Teaching Organizational Culture

Teaching Organizational Culture

In my time cultivating oodles of leaders and leadership teams, it was repeatedly reinforced that paying attention to creating team culture is worth the effort.

I’ve seen so many teams latch onto the quirks, foibles or neuroses of their leadership team, for better or for worse - generally for worse.

For example, compare two leaders I know, J and A. Both were in charge of leading groups of teens and young adults on multi-week wilderness expeditions.

J really liked to eat. He was all about having large quantities of good-tasting food. Meals were not always elaborate, but they were created with intention. Snacks were scheduled for every day. He had a secret stash of candy bars and blocks of cheese to nibble on when he was hungry between snack and meal times. I’m sure some of this was motivated by his high metabolism and generally athletic nature (he went on to compete in triathlons and complete epic, physically demanding expeditions). His groups took a lot of food with them and did not bring back food waste - which was good. And also, you’d know his groups because their first question, when they returned from their trip, was: “What’s for dinner?” J also told stories about food theft among his teammates, food sabotage (or just “tragically” poor cooking skills), food hoarding and food stress conversations of all sorts (what are we eating next, when are we eating, what about after that?). Everyone has their way of processing the challenge and adventure of a multi-week trip, and I also think a journal entry that is a list of food to eat when you get home might be missing some perspective.

Compare to A. Her trips were happening at the same time, with the same resources. A valued the unique and quirky nature of her teammates. When she returned, I marveled at how she managed to have another group of such delightful weirdos. There were silly inside jokes, sometimes songs or team dances - lots of laughing. They also did have their challenges, struggles and hard days. There were break-downs and build-ups, thunderstorms and sunny days (metaphorically and meteorologically). I suspect the food on their trip was just fine - no one had much to say about it.

Did J cultivate food-stressed participants and A cultivate free spirits?
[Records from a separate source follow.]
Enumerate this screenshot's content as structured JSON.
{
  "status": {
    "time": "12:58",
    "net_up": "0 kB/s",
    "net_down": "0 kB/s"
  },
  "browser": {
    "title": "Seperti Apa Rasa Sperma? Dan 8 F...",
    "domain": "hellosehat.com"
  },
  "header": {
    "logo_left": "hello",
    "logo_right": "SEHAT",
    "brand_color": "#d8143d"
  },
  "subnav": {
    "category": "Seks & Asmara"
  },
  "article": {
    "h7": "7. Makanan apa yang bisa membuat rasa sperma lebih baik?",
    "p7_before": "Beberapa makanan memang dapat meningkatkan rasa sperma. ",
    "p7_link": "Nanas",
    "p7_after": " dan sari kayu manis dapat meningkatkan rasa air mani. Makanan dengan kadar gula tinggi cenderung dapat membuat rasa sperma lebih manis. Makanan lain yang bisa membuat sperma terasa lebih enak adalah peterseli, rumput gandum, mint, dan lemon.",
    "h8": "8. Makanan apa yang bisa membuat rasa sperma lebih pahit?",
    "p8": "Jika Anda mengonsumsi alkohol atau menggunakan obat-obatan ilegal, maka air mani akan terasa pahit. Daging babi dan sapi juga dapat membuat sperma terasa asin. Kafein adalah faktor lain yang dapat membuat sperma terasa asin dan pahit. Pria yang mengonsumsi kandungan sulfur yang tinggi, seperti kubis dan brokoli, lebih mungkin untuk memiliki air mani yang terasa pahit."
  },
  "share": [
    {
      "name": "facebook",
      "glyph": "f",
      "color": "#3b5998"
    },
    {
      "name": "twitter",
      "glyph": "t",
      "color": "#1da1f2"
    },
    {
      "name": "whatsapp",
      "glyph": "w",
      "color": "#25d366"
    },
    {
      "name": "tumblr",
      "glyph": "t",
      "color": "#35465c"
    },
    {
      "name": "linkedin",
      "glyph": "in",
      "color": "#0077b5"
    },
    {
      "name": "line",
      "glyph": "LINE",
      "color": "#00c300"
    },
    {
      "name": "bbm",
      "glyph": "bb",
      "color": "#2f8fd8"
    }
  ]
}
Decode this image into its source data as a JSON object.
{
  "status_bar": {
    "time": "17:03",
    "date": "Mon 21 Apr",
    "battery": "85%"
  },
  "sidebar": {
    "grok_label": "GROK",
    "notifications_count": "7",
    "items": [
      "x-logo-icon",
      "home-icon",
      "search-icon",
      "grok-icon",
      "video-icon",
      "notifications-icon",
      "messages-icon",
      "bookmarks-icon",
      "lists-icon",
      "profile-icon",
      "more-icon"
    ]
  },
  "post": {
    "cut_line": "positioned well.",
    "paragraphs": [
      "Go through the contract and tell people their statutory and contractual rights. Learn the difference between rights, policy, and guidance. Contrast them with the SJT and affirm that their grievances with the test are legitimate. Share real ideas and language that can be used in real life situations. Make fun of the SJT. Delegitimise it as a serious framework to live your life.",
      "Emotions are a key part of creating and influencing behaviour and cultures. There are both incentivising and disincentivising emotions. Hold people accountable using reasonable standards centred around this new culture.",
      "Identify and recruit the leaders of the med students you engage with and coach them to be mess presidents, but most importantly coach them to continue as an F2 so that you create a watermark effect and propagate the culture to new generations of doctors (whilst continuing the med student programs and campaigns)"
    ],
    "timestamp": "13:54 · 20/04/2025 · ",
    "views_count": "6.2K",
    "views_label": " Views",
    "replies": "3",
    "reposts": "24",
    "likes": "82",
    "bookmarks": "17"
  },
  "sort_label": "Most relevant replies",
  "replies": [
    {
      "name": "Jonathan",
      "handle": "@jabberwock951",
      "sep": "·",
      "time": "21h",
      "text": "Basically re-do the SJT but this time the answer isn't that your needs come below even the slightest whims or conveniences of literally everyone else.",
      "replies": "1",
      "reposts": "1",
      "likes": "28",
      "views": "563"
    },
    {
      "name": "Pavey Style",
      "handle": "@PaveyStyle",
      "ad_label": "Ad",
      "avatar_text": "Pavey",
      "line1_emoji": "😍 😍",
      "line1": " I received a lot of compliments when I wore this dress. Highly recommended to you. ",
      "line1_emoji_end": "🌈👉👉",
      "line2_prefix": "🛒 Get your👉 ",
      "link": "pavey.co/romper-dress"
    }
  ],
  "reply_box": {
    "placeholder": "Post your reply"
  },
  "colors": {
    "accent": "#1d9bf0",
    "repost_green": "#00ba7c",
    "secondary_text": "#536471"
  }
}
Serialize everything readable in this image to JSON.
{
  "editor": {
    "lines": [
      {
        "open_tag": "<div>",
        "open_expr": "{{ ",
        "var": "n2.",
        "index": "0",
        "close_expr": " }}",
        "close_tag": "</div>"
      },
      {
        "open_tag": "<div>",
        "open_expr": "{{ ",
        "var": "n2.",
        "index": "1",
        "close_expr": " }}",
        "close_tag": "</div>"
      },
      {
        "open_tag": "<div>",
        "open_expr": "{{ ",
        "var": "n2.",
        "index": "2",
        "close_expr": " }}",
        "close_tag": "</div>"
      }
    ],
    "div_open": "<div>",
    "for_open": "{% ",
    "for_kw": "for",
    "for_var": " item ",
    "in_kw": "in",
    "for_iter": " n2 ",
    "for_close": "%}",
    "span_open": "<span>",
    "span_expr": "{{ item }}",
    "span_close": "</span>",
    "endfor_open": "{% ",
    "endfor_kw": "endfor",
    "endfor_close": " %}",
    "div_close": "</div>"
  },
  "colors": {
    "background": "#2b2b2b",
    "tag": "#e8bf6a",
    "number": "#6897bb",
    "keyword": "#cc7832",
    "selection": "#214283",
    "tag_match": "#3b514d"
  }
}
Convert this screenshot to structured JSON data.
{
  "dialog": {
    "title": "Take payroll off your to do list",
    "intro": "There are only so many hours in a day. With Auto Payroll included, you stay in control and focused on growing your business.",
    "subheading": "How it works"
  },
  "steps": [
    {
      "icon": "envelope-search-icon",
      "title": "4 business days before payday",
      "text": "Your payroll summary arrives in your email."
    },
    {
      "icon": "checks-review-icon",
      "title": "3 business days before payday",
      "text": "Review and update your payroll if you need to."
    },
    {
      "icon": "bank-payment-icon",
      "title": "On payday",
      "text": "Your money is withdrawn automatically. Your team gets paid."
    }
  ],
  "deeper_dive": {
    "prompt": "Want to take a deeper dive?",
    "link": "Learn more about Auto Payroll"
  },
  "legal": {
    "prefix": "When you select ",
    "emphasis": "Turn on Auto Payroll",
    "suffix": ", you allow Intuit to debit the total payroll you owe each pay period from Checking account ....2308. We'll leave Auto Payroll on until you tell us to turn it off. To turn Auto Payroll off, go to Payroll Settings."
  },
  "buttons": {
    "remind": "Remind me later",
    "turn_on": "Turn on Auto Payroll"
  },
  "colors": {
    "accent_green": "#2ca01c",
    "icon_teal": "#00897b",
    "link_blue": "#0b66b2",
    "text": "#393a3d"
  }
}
Yes. Was this an intentional part of their leadership plan? No.

The stories of J and A are really about the culture they created on their teams. You might be thinking, well, I’m not out in the woods with a gaggle of young people with nothing to go on but my own personal quirks as a guide. And yet….

Research by Richard Boyatzis shows that it is the mood of the leader that creates the culture of the team. What are your quirks, preferences or neuroses that are shaping your team's culture or influencing teammates' work-relationship expectations?

Those unintentional, unexplored facets of your personality are having an impact on your teammates. The intentional, known aspects are too. Your default responses to stress, celebration, challenge and joy define the culture you create as a leader.

Sometimes it’s easier to see this as a teammate by examining what is known as a “leadership style” or what becomes entrenched as organizational culture. The leader’s default responses to conflict or mistakes become the root of psychological safety (or lack of it) in the corporate culture. The degree of psychological safety in an organization is directly translated as the amount of toxicity workers perceive in organizational culture.

What is to be done about this? You may like food, and you may want creative free spirits to populate your team. You may avoid conflicts and deliver a harsh defensive-aggressive response when someone points out a mistake.

The short story is that you can change your defaults. You can respond differently to conflict or mistakes or food access, or quirky personality traits. It may take coaching or mindset work or one of several pathways to personal growth to be a leader who defaults to building psychologically safe teams during the chaos of work-life.

Start first with some real-talk examination of the culture around you on your team. What do you like about it? What parts seem counterproductive or downright ick? How does that culture mirror (or represent an amplification of) aspects of your personality or default response to the challenges you’re facing together?

Start with what is, then look at creating the path and process that is the culture you dream of. It starts with how you act every day - which is ultimately freeing because if you don’t like what you’re seeing, you have an opportunity to be on a better path with every interaction.